- [What is expected] Line count for "name": give how many lines in the data below contain it, with no other words.

- [Records for the task]
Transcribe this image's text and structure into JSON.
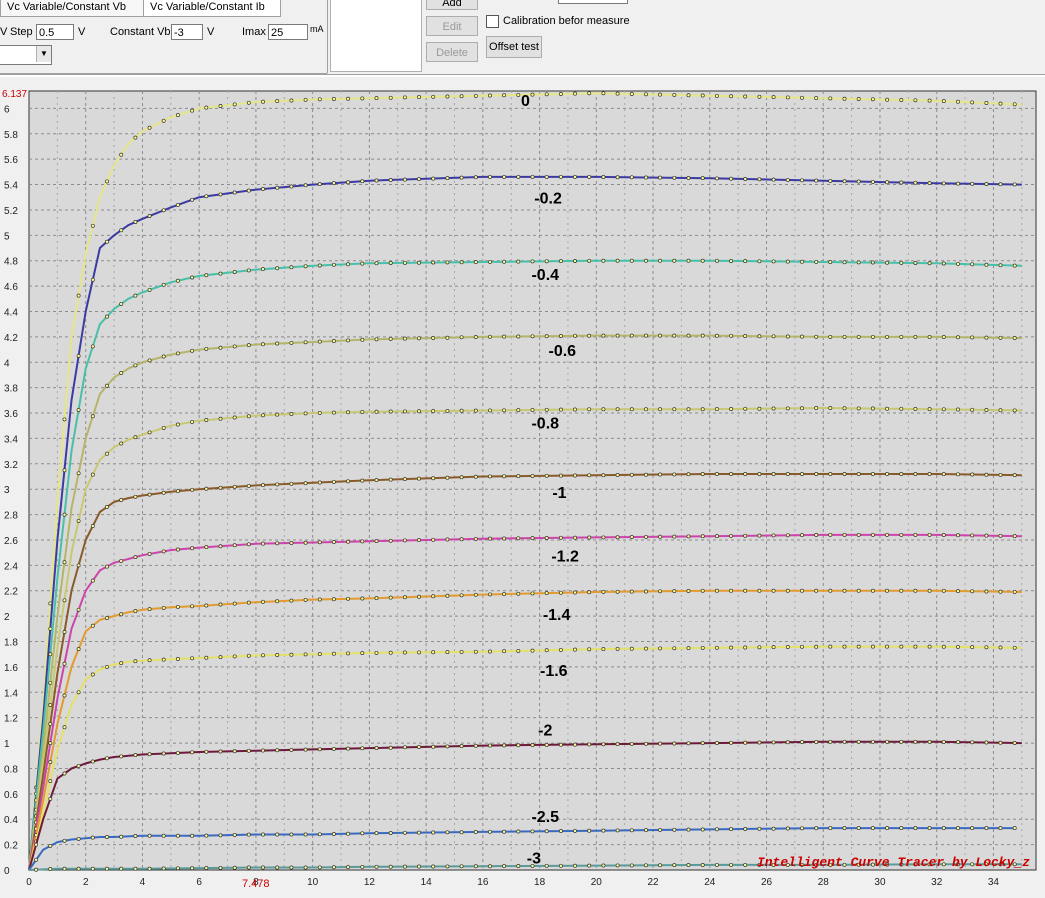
{
  "toolbar": {
    "tabs": [
      {
        "label": "Vc Variable/Constant Vb"
      },
      {
        "label": "Vc Variable/Constant Ib"
      }
    ],
    "vc_label": "V",
    "step_label": "Step",
    "step_value": "0.5",
    "step_unit": "V",
    "constant_vb_label": "Constant Vb",
    "constant_vb_value": "-3",
    "constant_vb_unit": "V",
    "imax_label": "Imax",
    "imax_value": "25",
    "imax_unit": "mA",
    "add_label": "Add",
    "edit_label": "Edit",
    "delete_label": "Delete",
    "calibration_label": "Calibration befor measure",
    "offset_test_label": "Offset test"
  },
  "plot": {
    "y_max_marker": "6.137",
    "x_cursor_marker": "7.478",
    "watermark": "Intelligent Curve Tracer by Locky_z",
    "x_ticks": [
      "0",
      "2",
      "4",
      "6",
      "8",
      "10",
      "12",
      "14",
      "16",
      "18",
      "20",
      "22",
      "24",
      "26",
      "28",
      "30",
      "32",
      "34"
    ],
    "y_ticks": [
      "0",
      "0.2",
      "0.4",
      "0.6",
      "0.8",
      "1",
      "1.2",
      "1.4",
      "1.6",
      "1.8",
      "2",
      "2.2",
      "2.4",
      "2.6",
      "2.8",
      "3",
      "3.2",
      "3.4",
      "3.6",
      "3.8",
      "4",
      "4.2",
      "4.4",
      "4.6",
      "4.8",
      "5",
      "5.2",
      "5.4",
      "5.6",
      "5.8",
      "6"
    ],
    "colors": {
      "background": "#d9d9d9",
      "grid": "#8c8c8c",
      "marker": "#cc0000"
    }
  },
  "chart_data": {
    "type": "line",
    "xlim": [
      0,
      35.5
    ],
    "ylim": [
      0,
      6.137
    ],
    "grid": true,
    "series": [
      {
        "name": "0",
        "color": "#e5e58a",
        "label_x": 17.5,
        "label_y": 6.02,
        "x": [
          0,
          0.5,
          1,
          1.5,
          2,
          2.5,
          3,
          3.5,
          4,
          5,
          6,
          8,
          10,
          12,
          16,
          20,
          24,
          28,
          32,
          35
        ],
        "y": [
          0,
          1.3,
          2.9,
          4.2,
          4.85,
          5.3,
          5.55,
          5.72,
          5.82,
          5.93,
          6.0,
          6.05,
          6.07,
          6.08,
          6.1,
          6.12,
          6.1,
          6.08,
          6.06,
          6.03
        ]
      },
      {
        "name": "-0.2",
        "color": "#3b3ba3",
        "label_x": 18.3,
        "label_y": 5.25,
        "x": [
          0,
          0.5,
          1,
          1.5,
          2,
          2.5,
          3,
          3.5,
          4,
          5,
          6,
          8,
          10,
          12,
          16,
          20,
          24,
          28,
          32,
          35
        ],
        "y": [
          0,
          1.2,
          2.6,
          3.7,
          4.4,
          4.9,
          5.0,
          5.08,
          5.13,
          5.22,
          5.3,
          5.36,
          5.4,
          5.43,
          5.46,
          5.46,
          5.45,
          5.43,
          5.41,
          5.4
        ]
      },
      {
        "name": "-0.4",
        "color": "#48c0a8",
        "label_x": 18.2,
        "label_y": 4.65,
        "x": [
          0,
          0.5,
          1,
          1.5,
          2,
          2.5,
          3,
          3.5,
          4,
          5,
          6,
          8,
          10,
          12,
          16,
          20,
          24,
          28,
          32,
          35
        ],
        "y": [
          0,
          1.1,
          2.3,
          3.3,
          3.95,
          4.3,
          4.42,
          4.5,
          4.55,
          4.63,
          4.68,
          4.73,
          4.76,
          4.78,
          4.79,
          4.8,
          4.8,
          4.79,
          4.78,
          4.76
        ]
      },
      {
        "name": "-0.6",
        "color": "#b5b56a",
        "label_x": 18.8,
        "label_y": 4.05,
        "x": [
          0,
          0.5,
          1,
          1.5,
          2,
          2.5,
          3,
          3.5,
          4,
          5,
          6,
          8,
          10,
          12,
          16,
          20,
          24,
          28,
          32,
          35
        ],
        "y": [
          0,
          0.95,
          2.0,
          2.85,
          3.4,
          3.75,
          3.88,
          3.95,
          4.0,
          4.06,
          4.1,
          4.14,
          4.16,
          4.18,
          4.2,
          4.21,
          4.21,
          4.2,
          4.2,
          4.19
        ]
      },
      {
        "name": "-0.8",
        "color": "#c8c870",
        "label_x": 18.2,
        "label_y": 3.48,
        "x": [
          0,
          0.5,
          1,
          1.5,
          2,
          2.5,
          3,
          3.5,
          4,
          5,
          6,
          8,
          10,
          12,
          16,
          20,
          24,
          28,
          32,
          35
        ],
        "y": [
          0,
          0.85,
          1.75,
          2.5,
          3.0,
          3.23,
          3.33,
          3.39,
          3.43,
          3.5,
          3.54,
          3.58,
          3.6,
          3.61,
          3.62,
          3.63,
          3.63,
          3.64,
          3.63,
          3.62
        ]
      },
      {
        "name": "-1",
        "color": "#8b5a2b",
        "label_x": 18.7,
        "label_y": 2.93,
        "x": [
          0,
          0.5,
          1,
          1.5,
          2,
          2.5,
          3,
          3.5,
          4,
          5,
          6,
          8,
          10,
          12,
          16,
          20,
          24,
          28,
          32,
          35
        ],
        "y": [
          0,
          0.75,
          1.55,
          2.2,
          2.6,
          2.82,
          2.9,
          2.93,
          2.95,
          2.98,
          3.0,
          3.03,
          3.05,
          3.07,
          3.1,
          3.11,
          3.12,
          3.12,
          3.12,
          3.11
        ]
      },
      {
        "name": "-1.2",
        "color": "#cc44aa",
        "label_x": 18.9,
        "label_y": 2.43,
        "x": [
          0,
          0.5,
          1,
          1.5,
          2,
          2.5,
          3,
          3.5,
          4,
          5,
          6,
          8,
          10,
          12,
          16,
          20,
          24,
          28,
          32,
          35
        ],
        "y": [
          0,
          0.65,
          1.35,
          1.9,
          2.2,
          2.36,
          2.42,
          2.45,
          2.48,
          2.52,
          2.54,
          2.57,
          2.58,
          2.59,
          2.61,
          2.62,
          2.63,
          2.64,
          2.64,
          2.63
        ]
      },
      {
        "name": "-1.4",
        "color": "#e39a2e",
        "label_x": 18.6,
        "label_y": 1.97,
        "x": [
          0,
          0.5,
          1,
          1.5,
          2,
          2.5,
          3,
          3.5,
          4,
          5,
          6,
          8,
          10,
          12,
          16,
          20,
          24,
          28,
          32,
          35
        ],
        "y": [
          0,
          0.55,
          1.15,
          1.6,
          1.88,
          1.97,
          2.0,
          2.03,
          2.05,
          2.07,
          2.08,
          2.11,
          2.13,
          2.14,
          2.17,
          2.19,
          2.2,
          2.2,
          2.2,
          2.19
        ]
      },
      {
        "name": "-1.6",
        "color": "#e5e066",
        "label_x": 18.5,
        "label_y": 1.53,
        "x": [
          0,
          0.5,
          1,
          1.5,
          2,
          2.5,
          3,
          3.5,
          4,
          5,
          6,
          8,
          10,
          12,
          16,
          20,
          24,
          28,
          32,
          35
        ],
        "y": [
          0,
          0.45,
          0.95,
          1.3,
          1.5,
          1.58,
          1.62,
          1.64,
          1.65,
          1.66,
          1.67,
          1.69,
          1.7,
          1.71,
          1.72,
          1.74,
          1.75,
          1.76,
          1.76,
          1.75
        ]
      },
      {
        "name": "-2",
        "color": "#6e1a3a",
        "label_x": 18.2,
        "label_y": 1.06,
        "x": [
          0,
          0.5,
          1,
          1.5,
          2,
          2.5,
          3,
          3.5,
          4,
          5,
          6,
          8,
          10,
          12,
          16,
          20,
          24,
          28,
          32,
          35
        ],
        "y": [
          0,
          0.4,
          0.72,
          0.8,
          0.84,
          0.87,
          0.89,
          0.9,
          0.91,
          0.92,
          0.93,
          0.94,
          0.95,
          0.96,
          0.98,
          0.99,
          1.0,
          1.01,
          1.01,
          1.0
        ]
      },
      {
        "name": "-2.5",
        "color": "#3a6ac0",
        "label_x": 18.2,
        "label_y": 0.38,
        "x": [
          0,
          0.5,
          1,
          1.5,
          2,
          2.5,
          3,
          4,
          5,
          6,
          8,
          10,
          12,
          16,
          20,
          24,
          28,
          32,
          34.8
        ],
        "y": [
          0,
          0.16,
          0.22,
          0.24,
          0.25,
          0.26,
          0.26,
          0.27,
          0.27,
          0.27,
          0.28,
          0.28,
          0.29,
          0.3,
          0.31,
          0.32,
          0.33,
          0.33,
          0.33
        ]
      },
      {
        "name": "-3",
        "color": "#5a9a9a",
        "label_x": 17.8,
        "label_y": 0.05,
        "x": [
          0,
          0.5,
          1,
          2,
          4,
          6,
          8,
          10,
          12,
          16,
          20,
          24,
          28,
          32,
          35
        ],
        "y": [
          0,
          0.005,
          0.01,
          0.01,
          0.01,
          0.015,
          0.02,
          0.02,
          0.025,
          0.03,
          0.035,
          0.04,
          0.04,
          0.045,
          0.045
        ]
      }
    ]
  }
}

- [Answer box] 12